roughed out creature sculpt

refined creature sculpt

refined creature sculpt

refined creature sculpt-profile

rough creature sculpt back view

Next, the sculpt was sprayed with Kryolan Crystal Clear to seal the detail during the scanning process. The quick creature sculpt was then taken to the scanner.  I added several tracking points which make combining the geometry from each scan easier. 

Sculpture, with tracking points, mounted to the scanner.
Sculpture, with tracking points, mounted to the scanner.
Positioning the sculpture is very important in order to receive a clean scan. If the sculpt/object is not in focus then the scanner does not read the geometry. 
The scanner doing its magic
The scanner and  a glimpse at the Scan Studios interface

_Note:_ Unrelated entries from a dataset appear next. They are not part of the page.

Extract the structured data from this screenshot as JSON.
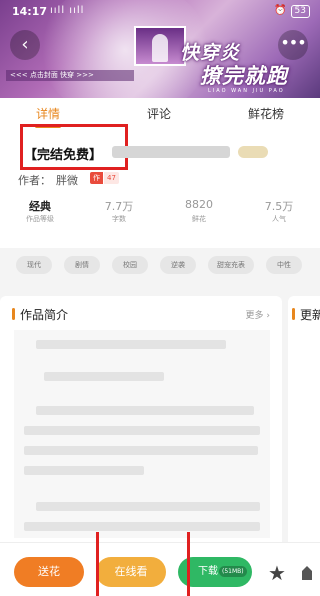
{
  "status_bar": {
    "time": "14:17",
    "signal": "ııll ııll",
    "battery": "53"
  },
  "banner": {
    "title_line1": "快穿炎",
    "title_line2": "撩完就跑",
    "title_pinyin": "LIAO WAN JIU PAO",
    "tagline": "<<< 点击封面 快穿 >>>"
  },
  "tabs": [
    "详情",
    "评论",
    "鲜花榜"
  ],
  "book": {
    "status_label": "【完结免费】",
    "author_label": "作者：",
    "author_name": "胖微",
    "level_tag": "作",
    "level_value": "47"
  },
  "stats": [
    {
      "value": "经典",
      "label": "作品等级"
    },
    {
      "value": "7.7万",
      "label": "字数"
    },
    {
      "value": "8820",
      "label": "鲜花"
    },
    {
      "value": "7.5万",
      "label": "人气"
    }
  ],
  "genres": [
    "现代",
    "剧情",
    "校园",
    "逆袭",
    "甜宠充表",
    "中性"
  ],
  "intro": {
    "title": "作品简介",
    "more": "更多 ›"
  },
  "update": {
    "title": "更新"
  },
  "actions": {
    "gift": "送花",
    "read": "在线看",
    "download": "下载",
    "download_size": "(51MB)"
  },
  "icons": {
    "star": "star-icon",
    "share": "share-icon"
  },
  "colors": {
    "accent": "#e8871e",
    "download": "#2fb864",
    "highlight_box": "#e02020"
  }
}
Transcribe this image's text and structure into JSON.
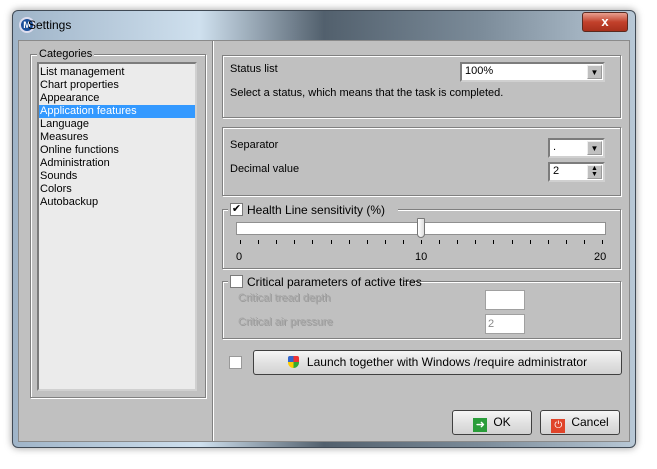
{
  "window": {
    "title": "Settings",
    "close_label": "x"
  },
  "categories": {
    "label": "Categories",
    "items": [
      "List management",
      "Chart properties",
      "Appearance",
      "Application features",
      "Language",
      "Measures",
      "Online functions",
      "Administration",
      "Sounds",
      "Colors",
      "Autobackup"
    ],
    "selected_index": 3,
    "selection_color": "#3399ff"
  },
  "status": {
    "label": "Status list",
    "value": "100%",
    "hint": "Select a status, which means that the task is completed."
  },
  "number": {
    "separator_label": "Separator",
    "separator_value": ".",
    "decimal_label": "Decimal value",
    "decimal_value": "2"
  },
  "health": {
    "label": "Health Line sensitivity (%)",
    "checked": true,
    "min": 0,
    "max": 20,
    "value": 10,
    "tick_labels": [
      "0",
      "10",
      "20"
    ]
  },
  "tires": {
    "label": "Critical parameters of active tires",
    "checked": false,
    "tread_label": "Critical tread depth",
    "tread_value": "",
    "pressure_label": "Critical air pressure",
    "pressure_value": "2"
  },
  "launch": {
    "checked": false,
    "label": "Launch together with Windows /require administrator",
    "icon": "uac-shield-icon"
  },
  "buttons": {
    "ok": "OK",
    "cancel": "Cancel"
  }
}
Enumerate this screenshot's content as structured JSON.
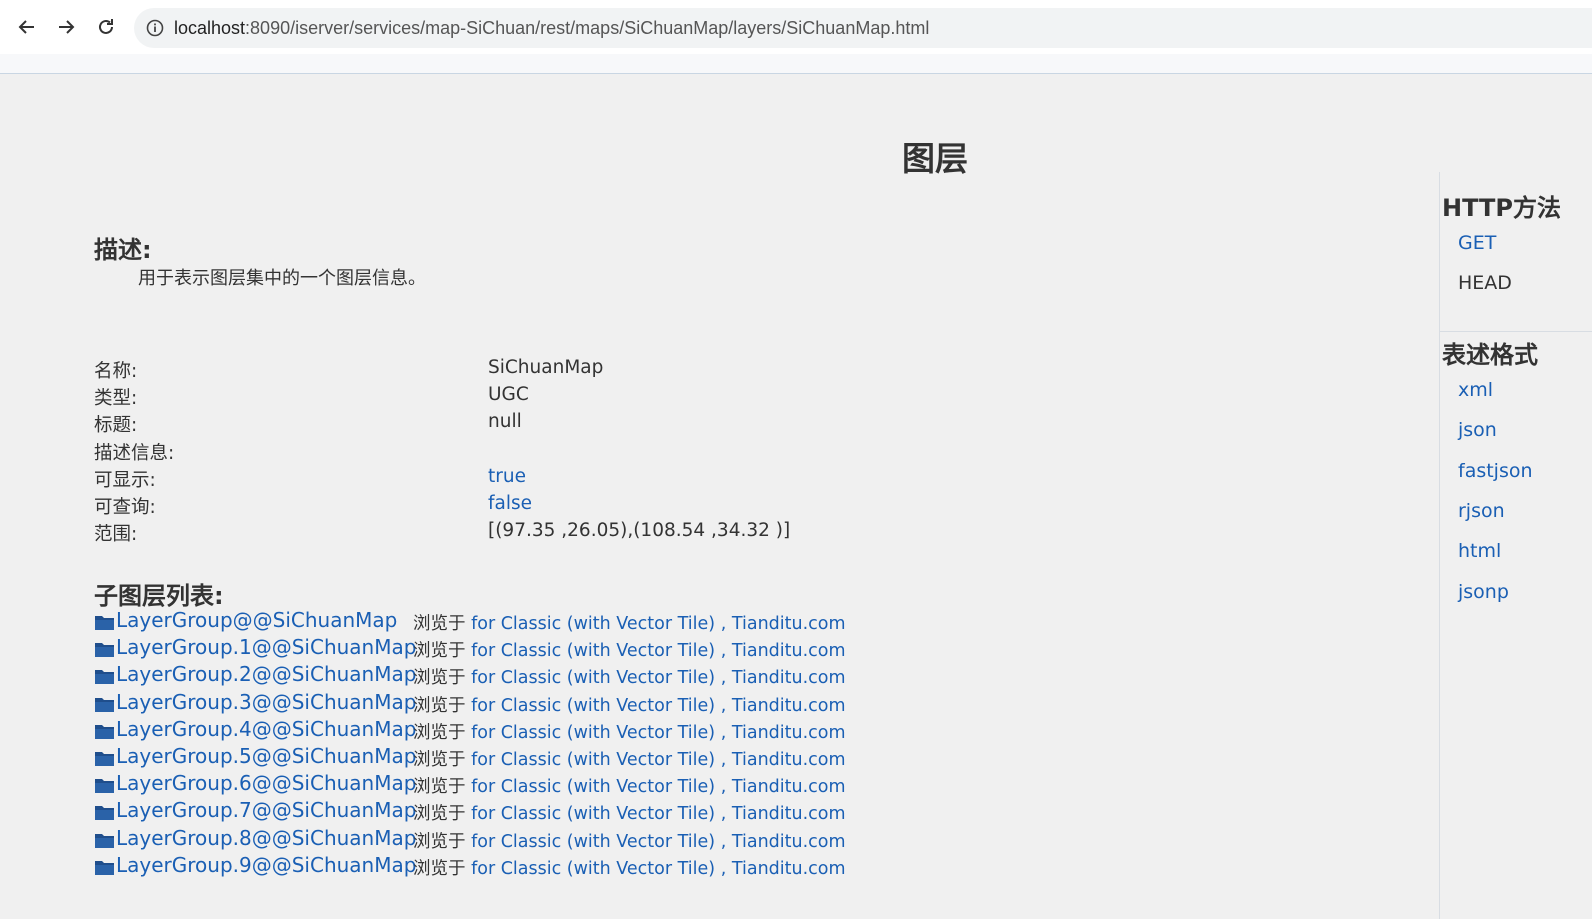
{
  "browser": {
    "url_host": "localhost",
    "url_rest": ":8090/iserver/services/map-SiChuan/rest/maps/SiChuanMap/layers/SiChuanMap.html"
  },
  "page": {
    "title": "图层",
    "description_heading": "描述:",
    "description_text": "用于表示图层集中的一个图层信息。",
    "sublayers_heading": "子图层列表:"
  },
  "properties": [
    {
      "label": "名称:",
      "value": "SiChuanMap",
      "is_link": false
    },
    {
      "label": "类型:",
      "value": "UGC",
      "is_link": false
    },
    {
      "label": "标题:",
      "value": "null",
      "is_link": false
    },
    {
      "label": "描述信息:",
      "value": "",
      "is_link": false
    },
    {
      "label": "可显示:",
      "value": "true",
      "is_link": true
    },
    {
      "label": "可查询:",
      "value": "false",
      "is_link": true
    },
    {
      "label": "范围:",
      "value": "[(97.35 ,26.05),(108.54 ,34.32 )]",
      "is_link": false
    }
  ],
  "sublayers": {
    "browse_prefix": "浏览于",
    "link_classic": "for Classic (with Vector Tile)",
    "separator": ",",
    "link_tianditu": "Tianditu.com",
    "items": [
      "LayerGroup@@SiChuanMap",
      "LayerGroup.1@@SiChuanMap",
      "LayerGroup.2@@SiChuanMap",
      "LayerGroup.3@@SiChuanMap",
      "LayerGroup.4@@SiChuanMap",
      "LayerGroup.5@@SiChuanMap",
      "LayerGroup.6@@SiChuanMap",
      "LayerGroup.7@@SiChuanMap",
      "LayerGroup.8@@SiChuanMap",
      "LayerGroup.9@@SiChuanMap"
    ]
  },
  "sidebar": {
    "http_heading": "HTTP方法",
    "http_methods": [
      {
        "label": "GET",
        "is_link": true
      },
      {
        "label": "HEAD",
        "is_link": false
      }
    ],
    "format_heading": "表述格式",
    "formats": [
      "xml",
      "json",
      "fastjson",
      "rjson",
      "html",
      "jsonp"
    ]
  },
  "colors": {
    "link": "#1a5fb4",
    "text": "#333333",
    "folder": "#1f4e8c",
    "background": "#f0f0f0"
  }
}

 In order to capture enough of the sculpture to work with in Rapid Works, Zbrush and Maya, I had to scan the object 360 degrees from three different positions.

Re-positioned sculpture
After the sculpture was scanned, I combined the scans from multiple angles to create one mesh.  I also cleaned up the geometry and cut out the metal pole that appeared in the scan. Then I imported the mesh into Rapid Works, where I patched a few holes in the geometry.  After the mesh was fused to one and completely patched, I exported an obj file.

Next, I imported the obj to Zbrush in order to clean up the geometry.  More information on mesh clean-up coming soon!

Eddie Holecko: Project One, Reference

I'm Eddie Holecko, junior visual effects major at the Savannah College of Art and Design. I love both sculpture and digital modeling and I look forward to this class because it integrates both techniques.  

Being interested in creatures and characters, I decided to sculpt and scan a maquette of an original creature inspired by one of my favorite artists, H.R. Giger. He is responsible for designing the very famous alien creature in Ridley Scott's film Alien.

Below are a few images of Giger's work.

Wednesday, September 25, 2013

Briana Mateo: Inspiration and Scanned Images

This is the process of how I made my clay man scan. Here is one of my sketches.
I started off with wood, aluminum foil and clay.

After it was made out of clay, I painted it white so the scanner could read it better.
Here are some images of some of my scans. In order to put the images taken by Rapid Works, I drew dots that would help put the images together.
Here are some photos of my serial stacked object next to the clay man.


Monday, September 23, 2013

Donovan.hettich 3D scanning exercise

1st post of scanning exercise a model is wire frame that i snipped from Rhino from a sculpture created by Professor Andrew F Scott .

                                                                    Wire frame model
Key Shot rendering 

Andrew F. Scott: Scanning Exercise01

This is my posting of My Scanned Image. The Image is based on an African Nkonde Figure.
I will be using it throughout the quarter to explore digital fabrication processes. To see Other works that I have created using this subject you can go to my Flickr page.

Image ghosted in rhino

The same image with texture map information

This is a keyshot rendering